Then, there’s the issue of people asking me when I made each of my artworks. I’ve never felt the need to sign or date my works. Why should that information be on an artwork? It’s only done for commercial reasons. I get a bit confused when people ask me when I made my works, because there’s a difference between when the work was physically made and when I display it. For example, in my current exhibition, the aluminum and Bakelite pieces were made in 1992, but they’ve only become artworks now that they’re on display. As for my earlier paintings, I can remake them. If anything, it’s more interesting to remake them now. The only thing that changes is the material. If someone wants one of my past works, I’ll make another one for them. My work is supposed to be replicated by anybody at any point in time.
Many artists eventually increase the scale of their work, making bigger outdoor pieces—it’s often a natural evolution of their practice. Do you have any interest in doing this?
It depends on the setting. If I find an unusually interesting place, then I might do it. I’ve made an outdoor piece once before, for the 21st Century Museum last year. Plan for Courtyard (Gold and Silver) (2011) was a ring of twenty-four nine-foot tall panels. A New York collector wanted to buy it, so I’m working with architects and engineers to figure out how best to install it in its New York location, on Fishers Island. It’s not going to be in an enclosed courtyard; it’ll be more exposed. I’m working with a landscape engineer to make the appropriate setting for it. It needs to be firmly set in a concrete base, and we need to find a way to prevent sand from damaging the surface as it gets blown around by the wind. We can’t go so far as to construct buildings around it, but nor do I want it to be enclosed in a glass box. We’ll see what we come up with.
For more details about the museum exhibitions that Tadaaki Kuwayama refers to in this interview, see the following links: Kawamura Memorial DIC Museum of Art, 21st Century Museum of Contemporary Art, Kanazawa, Nagoya City Art Museum, Gallery Yamaguchi, Osaka & Gary Snyder Gallery.

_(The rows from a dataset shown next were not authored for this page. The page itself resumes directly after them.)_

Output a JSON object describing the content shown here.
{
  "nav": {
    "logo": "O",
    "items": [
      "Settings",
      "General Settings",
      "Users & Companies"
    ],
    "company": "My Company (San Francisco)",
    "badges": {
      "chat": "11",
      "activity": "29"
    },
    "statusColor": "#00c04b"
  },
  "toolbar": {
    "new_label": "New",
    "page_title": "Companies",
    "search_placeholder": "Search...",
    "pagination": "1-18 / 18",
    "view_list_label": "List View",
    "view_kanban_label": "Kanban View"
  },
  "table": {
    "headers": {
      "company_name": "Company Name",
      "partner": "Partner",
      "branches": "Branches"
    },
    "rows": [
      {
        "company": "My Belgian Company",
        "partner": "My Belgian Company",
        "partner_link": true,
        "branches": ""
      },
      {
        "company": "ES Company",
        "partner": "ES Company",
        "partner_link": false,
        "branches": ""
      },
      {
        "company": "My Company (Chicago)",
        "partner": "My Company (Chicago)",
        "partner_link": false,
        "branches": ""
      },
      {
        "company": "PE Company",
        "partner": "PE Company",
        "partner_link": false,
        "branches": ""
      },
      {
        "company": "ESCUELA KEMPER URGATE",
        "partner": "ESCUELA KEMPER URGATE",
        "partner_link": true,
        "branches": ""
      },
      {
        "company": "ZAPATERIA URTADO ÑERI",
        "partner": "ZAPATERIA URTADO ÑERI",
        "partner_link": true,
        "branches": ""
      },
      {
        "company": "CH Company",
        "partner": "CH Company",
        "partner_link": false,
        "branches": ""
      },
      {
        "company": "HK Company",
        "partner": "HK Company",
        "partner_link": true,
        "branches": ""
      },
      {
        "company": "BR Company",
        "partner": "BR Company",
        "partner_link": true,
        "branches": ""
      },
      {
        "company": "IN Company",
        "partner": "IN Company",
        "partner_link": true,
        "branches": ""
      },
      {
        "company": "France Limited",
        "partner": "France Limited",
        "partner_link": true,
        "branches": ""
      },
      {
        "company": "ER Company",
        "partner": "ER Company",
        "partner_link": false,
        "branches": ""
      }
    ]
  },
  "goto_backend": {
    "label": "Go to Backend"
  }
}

Interview: Kosuke Fujitaka
Transcription: Takayuki Fujii
Translation: Ashley Rawlings